Lines with "true" in them are to be located in the listing below and copied.

■ Extracted data
>>>>
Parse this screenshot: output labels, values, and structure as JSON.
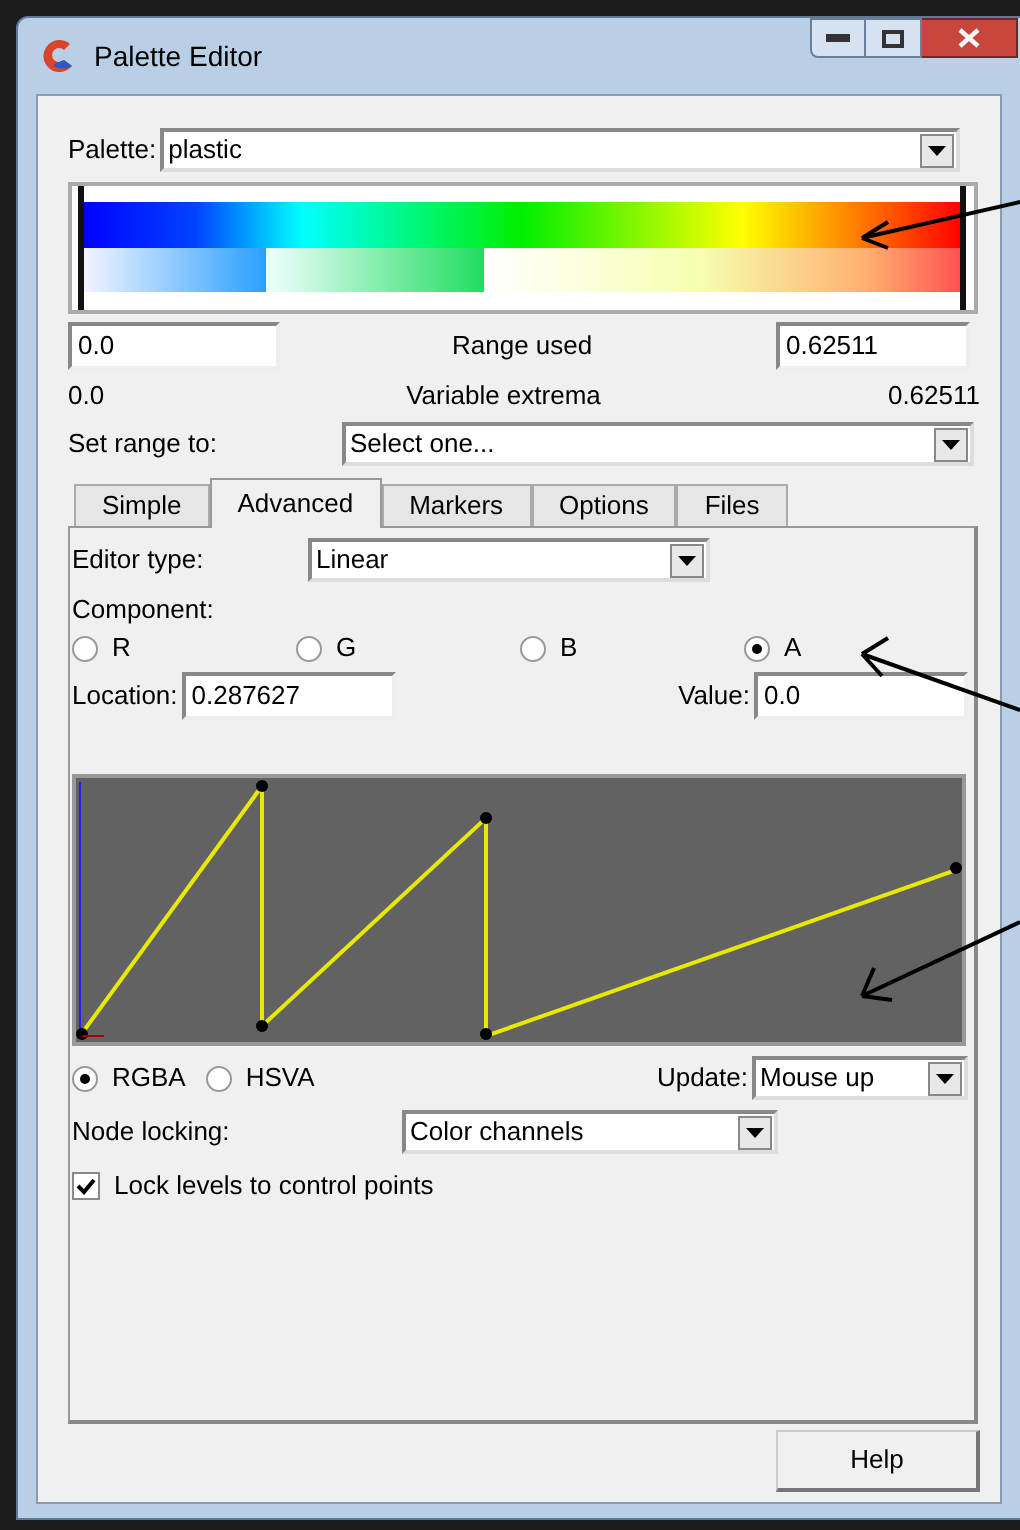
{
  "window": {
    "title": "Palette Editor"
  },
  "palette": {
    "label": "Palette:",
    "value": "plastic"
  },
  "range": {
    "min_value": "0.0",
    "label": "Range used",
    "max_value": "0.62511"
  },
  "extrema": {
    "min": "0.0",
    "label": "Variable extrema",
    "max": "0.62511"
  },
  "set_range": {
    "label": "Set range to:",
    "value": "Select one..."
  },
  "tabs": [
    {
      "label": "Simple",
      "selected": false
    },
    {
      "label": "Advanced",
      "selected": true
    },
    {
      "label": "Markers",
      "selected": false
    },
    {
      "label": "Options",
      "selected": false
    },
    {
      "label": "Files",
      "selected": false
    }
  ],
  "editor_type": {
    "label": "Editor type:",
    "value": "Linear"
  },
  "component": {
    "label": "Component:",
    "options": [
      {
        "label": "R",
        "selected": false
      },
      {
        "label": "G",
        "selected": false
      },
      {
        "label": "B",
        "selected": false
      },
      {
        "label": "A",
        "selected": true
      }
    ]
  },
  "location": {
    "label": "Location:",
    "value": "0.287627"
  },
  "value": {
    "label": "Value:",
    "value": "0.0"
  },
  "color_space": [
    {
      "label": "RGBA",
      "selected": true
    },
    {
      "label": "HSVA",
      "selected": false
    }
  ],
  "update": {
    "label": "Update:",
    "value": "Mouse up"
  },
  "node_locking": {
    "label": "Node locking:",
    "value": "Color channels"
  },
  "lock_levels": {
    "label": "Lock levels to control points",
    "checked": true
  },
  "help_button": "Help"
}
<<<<
■ Result of the task
      "selected": true
        "selected": true
      "selected": true
    "checked": true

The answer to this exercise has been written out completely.